Stupak Slams FCC Homeland Security Boss, IG

According to the report, Derek Poarch routinely violated travel regulations.

Rep. Bart Stupak, D-Mich., wants more than reform from the FCC. He’d like to see the departure and even an FBI investigation of Derek Poarch, Martin’s appointee as chief of the Public Safety and Homeland Security Bureau, which Martin created. Stupak has also had it with FCC Inspector General Kent Nilsson.

On the matter of the IG, the report issued Tuesday by the House Commerce Committee charges that Nilsson is too close to senior commission staff to investigate wrongdoing at the commission in a fair way.

Stupak, chairman on the House Subcommittee on Oversight and Investigations (within the House Commerce Committee) on Tuesday echoed the report’s call for legislation to make the Inspector General post a presidential appointment, confirmed by Congress, instead of an appointment by the FCC chairman.

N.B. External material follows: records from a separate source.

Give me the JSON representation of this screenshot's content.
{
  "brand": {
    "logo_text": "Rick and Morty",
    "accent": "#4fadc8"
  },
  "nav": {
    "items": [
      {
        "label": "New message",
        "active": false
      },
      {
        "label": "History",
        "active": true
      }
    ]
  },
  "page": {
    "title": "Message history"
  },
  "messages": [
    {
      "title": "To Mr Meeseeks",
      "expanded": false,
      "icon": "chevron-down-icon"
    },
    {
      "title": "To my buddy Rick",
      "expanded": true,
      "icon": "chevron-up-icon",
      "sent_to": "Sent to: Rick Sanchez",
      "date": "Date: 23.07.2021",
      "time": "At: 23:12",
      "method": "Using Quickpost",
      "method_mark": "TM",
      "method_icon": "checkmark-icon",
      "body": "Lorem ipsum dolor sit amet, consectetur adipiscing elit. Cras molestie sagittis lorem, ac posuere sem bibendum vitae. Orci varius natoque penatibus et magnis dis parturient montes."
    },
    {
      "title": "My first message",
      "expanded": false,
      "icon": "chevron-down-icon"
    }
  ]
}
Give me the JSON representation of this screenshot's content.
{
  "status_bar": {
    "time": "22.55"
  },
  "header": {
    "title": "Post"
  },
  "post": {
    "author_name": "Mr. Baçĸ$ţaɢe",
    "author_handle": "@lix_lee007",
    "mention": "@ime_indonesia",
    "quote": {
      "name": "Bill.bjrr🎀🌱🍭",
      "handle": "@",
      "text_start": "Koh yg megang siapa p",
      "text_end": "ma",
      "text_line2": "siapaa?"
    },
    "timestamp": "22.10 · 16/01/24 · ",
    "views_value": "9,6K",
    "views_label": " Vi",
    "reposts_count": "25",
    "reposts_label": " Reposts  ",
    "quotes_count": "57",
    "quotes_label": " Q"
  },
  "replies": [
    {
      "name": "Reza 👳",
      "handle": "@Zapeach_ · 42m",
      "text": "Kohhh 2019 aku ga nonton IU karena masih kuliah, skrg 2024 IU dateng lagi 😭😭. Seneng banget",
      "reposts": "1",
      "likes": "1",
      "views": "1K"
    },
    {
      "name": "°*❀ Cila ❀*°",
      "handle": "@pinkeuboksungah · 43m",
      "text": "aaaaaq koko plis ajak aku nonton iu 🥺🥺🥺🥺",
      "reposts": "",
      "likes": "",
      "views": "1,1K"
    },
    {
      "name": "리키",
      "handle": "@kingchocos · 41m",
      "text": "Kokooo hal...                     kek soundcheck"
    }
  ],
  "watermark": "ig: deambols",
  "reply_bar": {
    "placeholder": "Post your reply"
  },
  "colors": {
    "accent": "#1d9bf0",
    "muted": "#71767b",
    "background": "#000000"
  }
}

According to the report, Nilsson illegally withheld information from Congress, drove staff to quit because of a hostile work environment and had unauthorized contacts with a potential vendor gunning for an FCC auditing contract.

What’s more, said the report, he audited the FCC mailroom because he was unhappy with his mail being opened and inspected for anthrax at a Maryland facility.

As for Poarch, the former chief of police at the University of North Carolina before Martin appointed him to the Public Safety and Homeland Security post, Stupak called for an FBI investigation and said that Poarch may have committed criminal violations.

But the charges against Martin’s fellow Tarheel and one-time campus cop are more mundane than actually trying to influence policy.

According to the report, Poarch routinely violated travel regulations, including using non-contract air carriers, renting premium-class vehicles, receiving per diem payments for non-work days and maintaining inaccurate time, attendance and leave records.

“It goes right to Mr. Martin’s judgment that he appointed Mr. Poarch to that position,” Stupak said in a conference call with reporters.

He said the investigation would continue even if Martin’s job does not, as the committee still lacks documents it has requested from the FCC. Also, Stupak said, FCC staff have been hesitant to come forward during the Martin rule for fear of retaliation.